Let me explain, but – before we go any further – I should point out that I'm using the Infogineering defintions of the three words (data, information, knowledge). Goal of this work is not to study and analyze relationships between data, information and knowledge, (it is beyond my competences) but to. The the focus of this research. relationships between data, information and . expert designers employ the following explain their cognitive processes) [ Ericsson.
The Differences Between Data, Information and Knowledge :: Infogineering - Master Your Information
No procedure or official process is water-tight. So, let me explain how Infogineering views them all. Knowledge is what we know. Think of this as the map of the World we build inside our brains. Like a physical map, it helps us know where things are — but it contains more than that.
It also contains our beliefs and expectations. Our brains constantly update this map from the signals coming through our eyes, ears, nose, mouth and skin. Everything is inter-connected in the brain. Computers are not artificial brains.
For example, take yourself. You may be 5ft tall, have brown hair and blue eyes.
The Answer is 42. On Data, Information and Knowledge
You have brown hair whether this is written down somewhere or not. We can perceive this data with our senses, and then the brain can process this. Until we started using information, all we could use was data directly. If you wanted to know how tall I was, you would have to come and look at me. Our knowledge was limited by our direct experiences. A relationship is being analyzed, the relationship between the area being protected and the decline in grazing within that area over time.
We could even compare this development against a business-as-usual scenario by taking into account the data from a comparable area that has not become protected area. And what makes information become knowledge? The DIKW pyramid is a model for representing functional relationships between data, information, knowledge, and wisdom.
There are some who reject the DIKW pyramidbecause it is difficult to explain and leads to bad labels. Data comes in the form of raw observations and measurements. I tend to see data both as raw facts or chunks of facts about the state of the real world, as well as a symbol that attempts to capture the true picture of a real event.

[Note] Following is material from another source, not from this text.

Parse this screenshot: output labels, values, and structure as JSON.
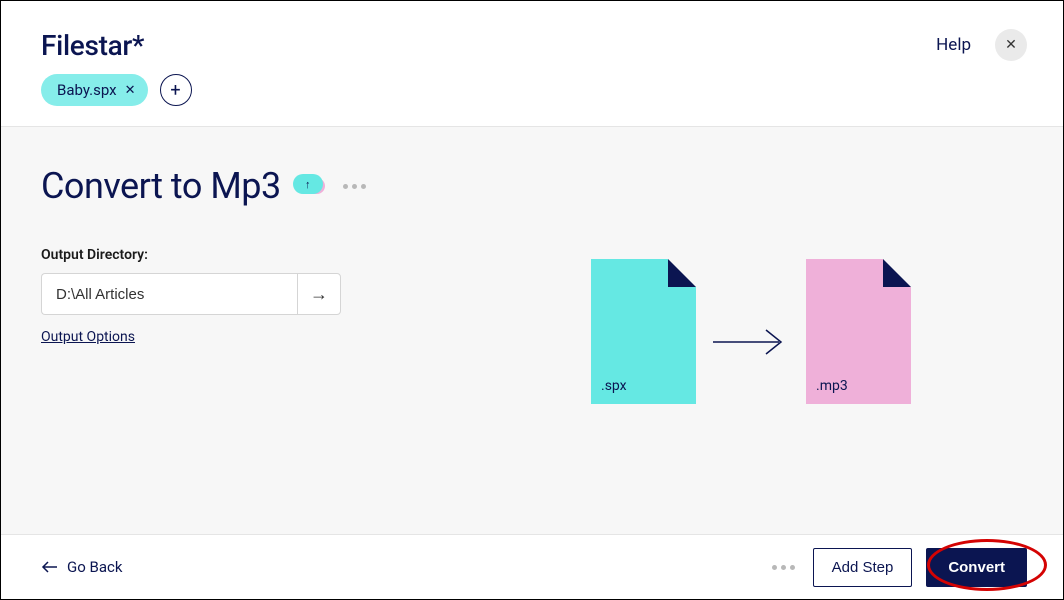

Information is created by analyzing relationships and connections between the data.
Information is a message with an implied audience and a purpose. Knowledge is perhaps the concept hardest to define and definitions may refer to information having been processed, organized or structured in some way, or else as being applied or put into action.
My feeling is that knowledge explicit as well as tacit is created by using the information for action. Knowledge is contextualized; a local practice or relationship that works, and can be shared by properly sharing the context that makes the information become knowledge.
In a sense it is what helps us make a better informed decision between two seemingly similar choices, or what helps us to apply knowledge toward the attainment of a common or higher good. Any of these terms are relative concepts and knowledge can be considered as information data on a higher, more abstract domain-of-application level.
An example ; When humans make decisions and use information for action we tend to talk about knowledge.
The Answer is On Data, Information and Knowledge | Earth-Eval
But these days computers make a lot of decisions on data and information without any human intervention, which begs the question if a computer can be knowledgeable. Another point would be that the pyramid is not really a pyramid, but should perhaps look like an hourglass in which there are both lines going up as well as down.
Data can be derived from knowledge and information; the quantification step in the Most Significant Change technique is a good example of this type of reverse processing. In the end I think we all agree that decisions are often not made on data alone, but on information, knowledge and wisdom, which are established or derived directly or indirectly in part from data.
Through processes like evaluation, research, observation and feedback we generate new data, information and knowledge.